The proprietor of this joint is right out of central casting. He stands around 5 1/2 feet tall, thinning hair combed over his bald pate, gray mustache, white apron, and bifocals. He doesn’t talk so much as he grunts.
Two ballet posters hang on the wall. The ceiling is low, made of stained acoustic tiles, and the booths are covered in lithographed wood laminate like a fast food restaurant circa 1982. A guy sporting both a muscle shirt and a mullet just hit the counter. Beside me a couple carries on a loud conversation in Spanish. Behind the counter someone yells, “Slice!” and a mail carrier jumps up from one of the booths to fetch her lunch.
The cooler behind the counter is stocked with Miller Lite, Colt 45, Olde English, and Rolling Rock. An old timer sits in the far back corner of the dining room, fingers pinching an invisible cigarette. He has neither food nor drink.
The stromboli arrives with a similar shout: “Stromboli!” It is delicious, just like the ones that Luigi Cosenza made at his namesake pizzeria in the Spartanburg of my childhood. Modern English’s “I Melt With You” blares from the restaurant’s speakers. It probably played at Cosenza’s, too, 30 years ago.
The mail lady ordered a slice.
The mullet went with the cheese steak.
There is nothing special about this place, other than it has survived. It isn’t a Subway or a Sbarro, nor is it a gastro pub serving rosemary-infused gluten-free portabello and goat cheese artisanal strombolis. It is simple, straightforward, owned by a grouchy asshole who likes ballet and shows up at 5 every morning to fire up the oven and get the dough started.
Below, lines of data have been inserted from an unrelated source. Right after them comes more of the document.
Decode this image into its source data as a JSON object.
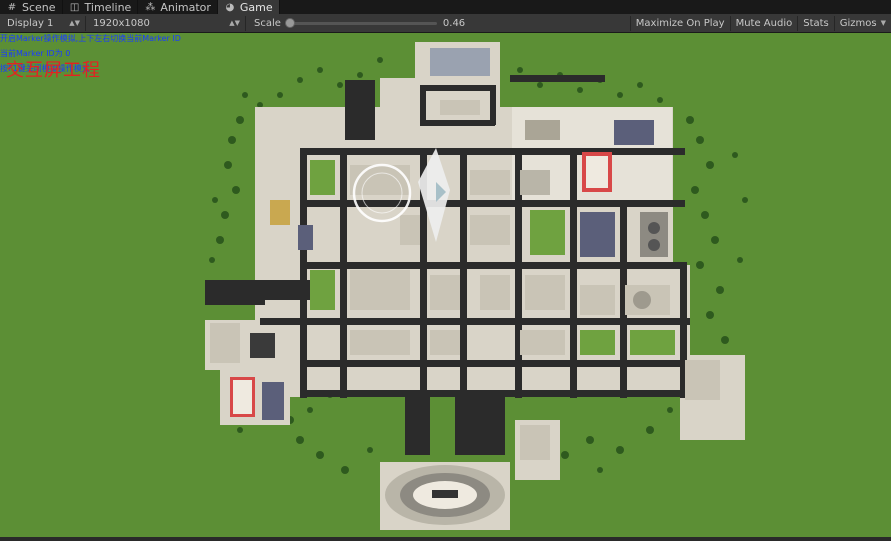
{
  "tabs": [
    {
      "label": "Scene",
      "icon": "scene-icon"
    },
    {
      "label": "Timeline",
      "icon": "timeline-icon"
    },
    {
      "label": "Animator",
      "icon": "animator-icon"
    },
    {
      "label": "Game",
      "icon": "game-icon"
    }
  ],
  "toolbar": {
    "display": "Display 1",
    "resolution": "1920x1080",
    "scale_label": "Scale",
    "scale_value": "0.46",
    "maximize": "Maximize On Play",
    "mute": "Mute Audio",
    "stats": "Stats",
    "gizmos": "Gizmos"
  },
  "overlay": {
    "line1": "开启Marker操作模拟,上下左右切换当前Marker ID",
    "line2": "当前Marker ID为 0",
    "line3": "按F1键关闭模拟操作模式",
    "title": "交互屏工程"
  },
  "colors": {
    "grass": "#5c8f35",
    "road": "#2b2b2b",
    "sidewalk": "#d9d4c8",
    "overlay_text": "#1a3cff",
    "title_text": "#e32222"
  }
}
I have romanticized this place simply by describing it. I have collected it, pinned it to a board like an angry butterfly. The stromboli is gone. I get up and leave, and no one notices.